Tell Us About Your Case

For the safety of our community, clients and staff, we have suspended all in-person meeting effective March 17, 2020. All consultation meetings will be via Phone or Zoom Video Conferencing. Please contact us at (925) 484-0888 or email us directly at [email protected] to schedule the consultation.

View Our Practice Areas

Whose life insurance policy is it, anyway? p.2

The death of actor/comedian Robin Williams got a lot of people thinking about a lot of things. The connection for us was the question of suicide and life insurance benefits.

Years ago, a friend of ours took his own life, as Williams did, and the family quickly found themselves mired in problems over insurance and retirement account benefits. Still reeling from the loss of their loved one, the primary earner, they sat on hold for hours to try to figure out if they would be able to make ends meet.

Life insurance policies may not pay benefits if the insured commits suicide. It sounds harsh, but in some ways it makes sense.

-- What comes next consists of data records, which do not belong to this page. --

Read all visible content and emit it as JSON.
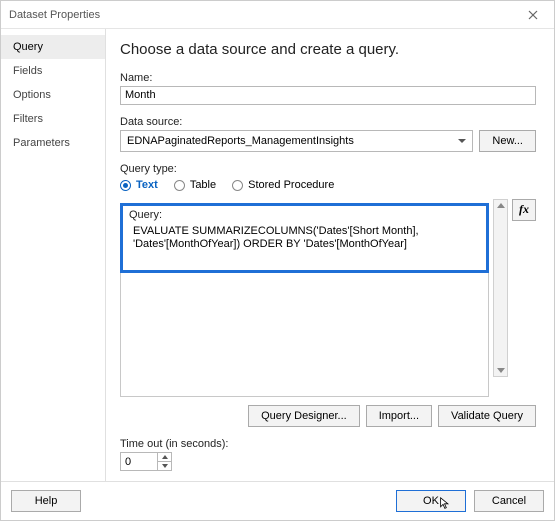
{
  "title": "Dataset Properties",
  "sidebar": {
    "items": [
      {
        "label": "Query"
      },
      {
        "label": "Fields"
      },
      {
        "label": "Options"
      },
      {
        "label": "Filters"
      },
      {
        "label": "Parameters"
      }
    ]
  },
  "main": {
    "heading": "Choose a data source and create a query.",
    "name_label": "Name:",
    "name_value": "Month",
    "datasource_label": "Data source:",
    "datasource_value": "EDNAPaginatedReports_ManagementInsights",
    "new_button": "New...",
    "query_type_label": "Query type:",
    "query_type": {
      "text": "Text",
      "table": "Table",
      "stored_proc": "Stored Procedure"
    },
    "query_label": "Query:",
    "query_text": "EVALUATE SUMMARIZECOLUMNS('Dates'[Short Month], 'Dates'[MonthOfYear]) ORDER BY 'Dates'[MonthOfYear]",
    "fx": "fx",
    "buttons": {
      "designer": "Query Designer...",
      "import": "Import...",
      "validate": "Validate Query"
    },
    "timeout_label": "Time out (in seconds):",
    "timeout_value": "0"
  },
  "footer": {
    "help": "Help",
    "ok": "OK",
    "cancel": "Cancel"
  }
}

For example, someone could take out a policy for $1 million on Tuesday and jump off the Golden Gate Bridge on Thursday. The insurance company would have collected just the initial premium from him; without premium income, insurance companies have no investment income. Without both premium income and investment income, insurers cannot afford to pay benefits.

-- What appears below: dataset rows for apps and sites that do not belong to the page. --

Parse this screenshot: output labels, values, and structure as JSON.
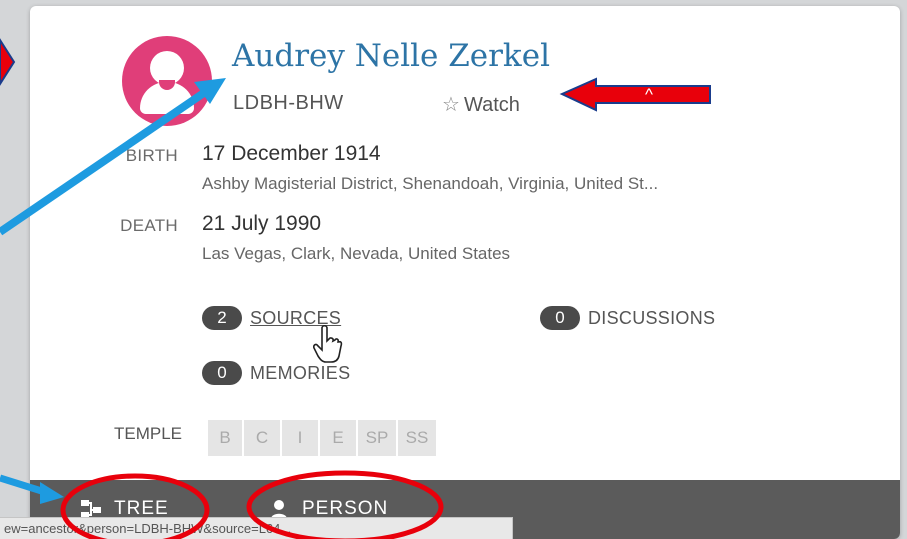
{
  "person": {
    "name": "Audrey Nelle Zerkel",
    "id": "LDBH-BHW",
    "watch_label": "Watch"
  },
  "birth": {
    "label": "BIRTH",
    "date": "17 December 1914",
    "place": "Ashby Magisterial District, Shenandoah, Virginia, United St..."
  },
  "death": {
    "label": "DEATH",
    "date": "21 July 1990",
    "place": "Las Vegas, Clark, Nevada, United States"
  },
  "counters": {
    "sources": {
      "count": "2",
      "label": "SOURCES"
    },
    "discussions": {
      "count": "0",
      "label": "DISCUSSIONS"
    },
    "memories": {
      "count": "0",
      "label": "MEMORIES"
    }
  },
  "temple": {
    "label": "TEMPLE",
    "ordinances": [
      "B",
      "C",
      "I",
      "E",
      "SP",
      "SS"
    ]
  },
  "footer": {
    "tree_label": "TREE",
    "person_label": "PERSON"
  },
  "status_bar": {
    "url": "ew=ancestor&person=LDBH-BHW&source=L64..."
  },
  "annotations": {
    "arrow_label": "^",
    "colors": {
      "red": "#e8000b",
      "blue": "#1e9be0",
      "avatar": "#e03e79",
      "name": "#2d74a6"
    }
  }
}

Still, common sense kicks in sometimes, even with insurance companies. Barring payouts for any death ruled a suicide would not go over well with regulators, much less the public. Instead, companies opted to bar these claims for the first two years that a policy is in effect.

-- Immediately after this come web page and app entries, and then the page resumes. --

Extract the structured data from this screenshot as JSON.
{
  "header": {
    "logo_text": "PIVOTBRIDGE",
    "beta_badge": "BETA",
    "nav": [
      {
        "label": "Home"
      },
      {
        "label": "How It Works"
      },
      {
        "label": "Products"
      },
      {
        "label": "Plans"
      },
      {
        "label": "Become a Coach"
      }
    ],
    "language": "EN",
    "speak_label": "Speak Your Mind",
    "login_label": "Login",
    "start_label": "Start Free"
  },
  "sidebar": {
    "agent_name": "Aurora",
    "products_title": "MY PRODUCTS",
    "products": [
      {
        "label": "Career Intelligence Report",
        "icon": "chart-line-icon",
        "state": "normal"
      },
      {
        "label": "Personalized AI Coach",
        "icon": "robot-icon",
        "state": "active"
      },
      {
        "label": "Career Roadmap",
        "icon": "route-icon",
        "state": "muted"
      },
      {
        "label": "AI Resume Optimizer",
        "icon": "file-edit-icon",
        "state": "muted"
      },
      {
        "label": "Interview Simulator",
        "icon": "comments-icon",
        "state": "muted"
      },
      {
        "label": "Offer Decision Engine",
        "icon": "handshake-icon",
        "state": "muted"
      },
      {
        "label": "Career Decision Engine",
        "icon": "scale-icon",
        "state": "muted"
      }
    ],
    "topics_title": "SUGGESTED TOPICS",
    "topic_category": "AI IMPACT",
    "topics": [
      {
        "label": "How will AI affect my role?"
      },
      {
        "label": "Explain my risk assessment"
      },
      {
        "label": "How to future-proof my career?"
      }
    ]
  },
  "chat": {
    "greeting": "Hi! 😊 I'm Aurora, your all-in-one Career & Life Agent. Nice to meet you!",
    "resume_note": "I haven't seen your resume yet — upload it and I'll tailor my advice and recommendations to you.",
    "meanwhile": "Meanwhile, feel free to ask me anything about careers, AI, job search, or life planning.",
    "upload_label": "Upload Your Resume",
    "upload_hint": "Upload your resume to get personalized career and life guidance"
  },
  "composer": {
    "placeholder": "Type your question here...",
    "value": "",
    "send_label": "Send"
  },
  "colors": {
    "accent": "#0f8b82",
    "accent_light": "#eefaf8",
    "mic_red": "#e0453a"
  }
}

The limit is explained in the "suicide clause" of the policy. The policy must be in effect for two full years for the company to pay the benefit of an insured who commits suicide. The catch is that each policy carries that two-year limit.

If our friend had purchased insurance five years before his death, the suicide provision would not be triggered. If, however, he canceled that policy 18 months before his death and replaced it with a new one, the suicide provision would apply: The new policy restarted the clock on the two-year limit.

A life insurance policy could also include an incontestability clause. We will talk about that in our next post.

Source: Time, "How Life Insurance Policies Deal with Suicide," John Dorfman, Aug. 15, 2014

No Comments

Leave a comment
Comment Information

Contact Us

Bold labels are required.

Contact Information

The use of the Internet or this form for communication with the firm or any individual member of the firm does not establish an attorney-client relationship. Confidential or time-sensitive information should not be sent through this form.


Privacy Policy

Email Us For A Response

Office Locations

Law Offices of Connie Yi, PC
323 Ray Street
Pleasanton, CA 94566

Phone: 925-484-0888
Pleasanton Law Office Map

19925 Stevens Creek Blvd
Suite 100
Cupertino, CA 95014

Toll Free: 888-312-6978
Map & Directions

San Francisco
490 Post Street, Suite 508
San Francisco, CA 94102

Toll Free: 888-312-6978
Phone: 415-433-3350
Map & Directions